Crowdfunding Crash Course: Nils Karlén - Simon Stålenhag's Tales from the Loop” & "Swedish Machines, Lonely Places
Can you briefly describe Simon Stålenhag's “Tales from the Loop” & "Swedish Machines, Lonely Places"?
Simon Stålenhag’s digital paintings of Sweden in the 80’s and 90’s mixes science fiction with realistic landscape scenery. His work has been very popular on the Internet and he has been featured and interviewed by Wired, The Guardian and The Verge among others.
I run a small publishing company called Free League Publishing (or Fria Ligan in Swedish) together with some friends and when we first saw Simon’s paintings we fell in love with the mix of sci-fi and the “Swedishness” of the paintings. A friend came up with the idea that we should work together which we thought was a brilliant idea. So we approached him about making an art book together and had a few drinks when we discoverad that we all liked the same John Carpenter movies from the 80’s. Done deal!
The art book “Ur varselklotet” was published last autumn in Sweden and got an overwhelmingly good response. Two print runs later, and a lot of orders from across the world we realized that we had to do an English version as well. As Simon was well ahead with paintings for a second book, we decided it was just as well to crowdfund two books at the same time!
Why did you feel that the crowdfunding model was the best way to promote the books?
It was a natural fit. In part because we knew that Simon already had an enthusiastic fanbase (his Tumblr page has a lot of followers), and partly because we already had done two very succesfull crowdfunding campaigns for our games in Sweden.

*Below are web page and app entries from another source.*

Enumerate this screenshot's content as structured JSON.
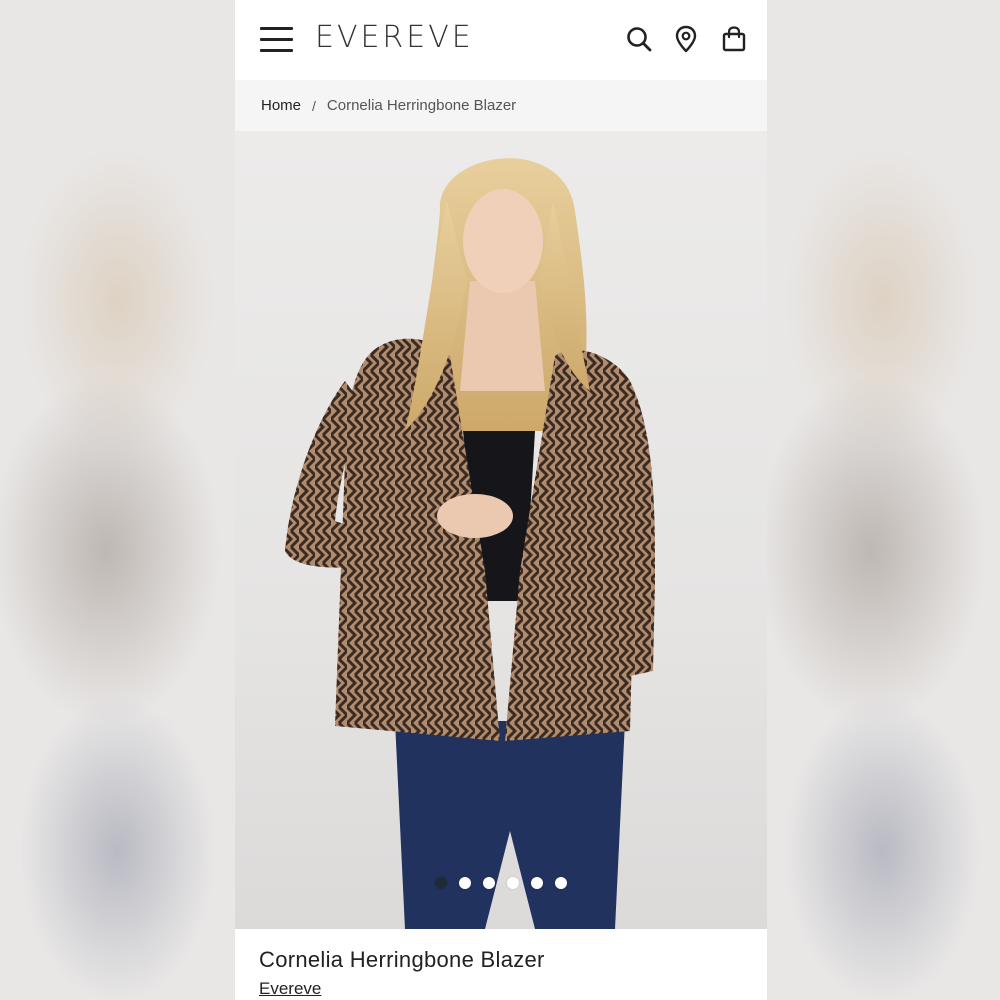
{
  "header": {
    "logo": "EVEREVE",
    "icons": [
      "menu-icon",
      "search-icon",
      "location-pin-icon",
      "shopping-bag-icon"
    ]
  },
  "breadcrumb": {
    "home": "Home",
    "separator": "/",
    "current": "Cornelia Herringbone Blazer"
  },
  "gallery": {
    "image_count": 6,
    "active_index": 0
  },
  "product": {
    "title": "Cornelia Herringbone Blazer",
    "brand": "Evereve"
  },
  "colors": {
    "text": "#222222",
    "breadcrumb_bg": "#f5f5f5",
    "dot_active": "#1e2b33"
  }
}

Also, we knew there was a demand for art books with his paintings as we had received loads of requests from all parts of the world.
Why and how did you choose Kickstarter over other crowdfunding options available?
It was an easy decision. We have previously run two campaigns using the Swedish Fundedbyme for the first and Indiegogo for the second. We really liked Indiegogo and it has a large following in Europe, however when it comes to the US, Kickstarter really is king. So it was natural to choose Kickstarter for this project, and I think the campaigns progress really shows the strength of the platform.
How far along was your project before you felt ready to launch a crowdfunding campaign? In hindsight, would you have preferred to be farther along, or to have crowdfunded earlier?
We are kickstarting two books, the first one was already translated and ready to go more or less. The second one is still in development and as Simon produces maybe one painting a week we are looking at publishing it during 2016. From the perspective of the crowdfunding campaign it would obviously be better if we could deliver both books at the same time, to save shipping costs if nothing more. However, I think it’s really good to be able to deliver something rather quickly, and the first book will be that something!
Can you explain how you prepared for and managed your campaign?
We did have some experience as we had run crowdfunding campaigns in Sweden previously so we the basics covered. However Kickstarter was unknown territory for us so we did do quite a bit of research beforehand. We read articles, looked at some successful campaigns and tried to find common denominators and so on. For instance I learned that having a very low first pledge level (a single dollar or so) is important to get the campaign moving as Kickstarters metrics considers every pledge, big or small. Also early bird pledges was something we picked up during this phase.
Managing the campaign is more about providing good customer service by responding to backer questions promptly and posting regular updates of the progress of the campaign. Also I think it’s very important to listen to the feedback that you inevitable will get from the backers.
What tools did you use to market your campaign? Do you feel like you did so successfully, and if not, what could you have done differently?
We used our own Facebook and twitter accounts to spread the world, but really what made the difference was that Simon himself used his twitter, web page and especially his Tumblr page to market the campaign. We also had a list of international media that we contacted after the launch of the campaign, but initially this met with mixed success as I guess our press release drowned in the mix. However, we got lucky when The Verge featured our project on the first day of the project and word of mouth started to get going, especially through twitter. Since then it has just been snowballing along!
In retrospect what were your best assets for running this successful campaign? On the other hand, what would you do differently?
To be honest our biggest asset was Simon’s paintings. Having beautiful and eye-catching imagery in the campaign cannot be underestimated I think.
The biggest mistake we did was that we did not realize that as a backer you can only choose one pledge level. As we kickstarted two books and had a lot of different levels with just one of the books this proved to be a challenge to handle. It did work out great in the end as we helped backers as much as possible so that they could get both books in the edition they wanted but this one one area where our research did not prove enough.
What was your biggest challenge during your campaign?
To be honest we were taken by surprise the initial success and struggled a bit to provide enough stretch goals to the campaign, so I would definitely say that was our biggest challenge.
What’s the most valuable advice you could share with aspiring crowdfunders?
Do your homework, prepare for success and plan for – if not failure but an uphill struggle. Make sure you got a good set of stretch goals planned and at least an idea of another set if you need to add ones quickly. Also: communicate all the time!
This post is part of the #CrowdfundingCrashCourse series. You can find the entire series of interviews and summary posts here.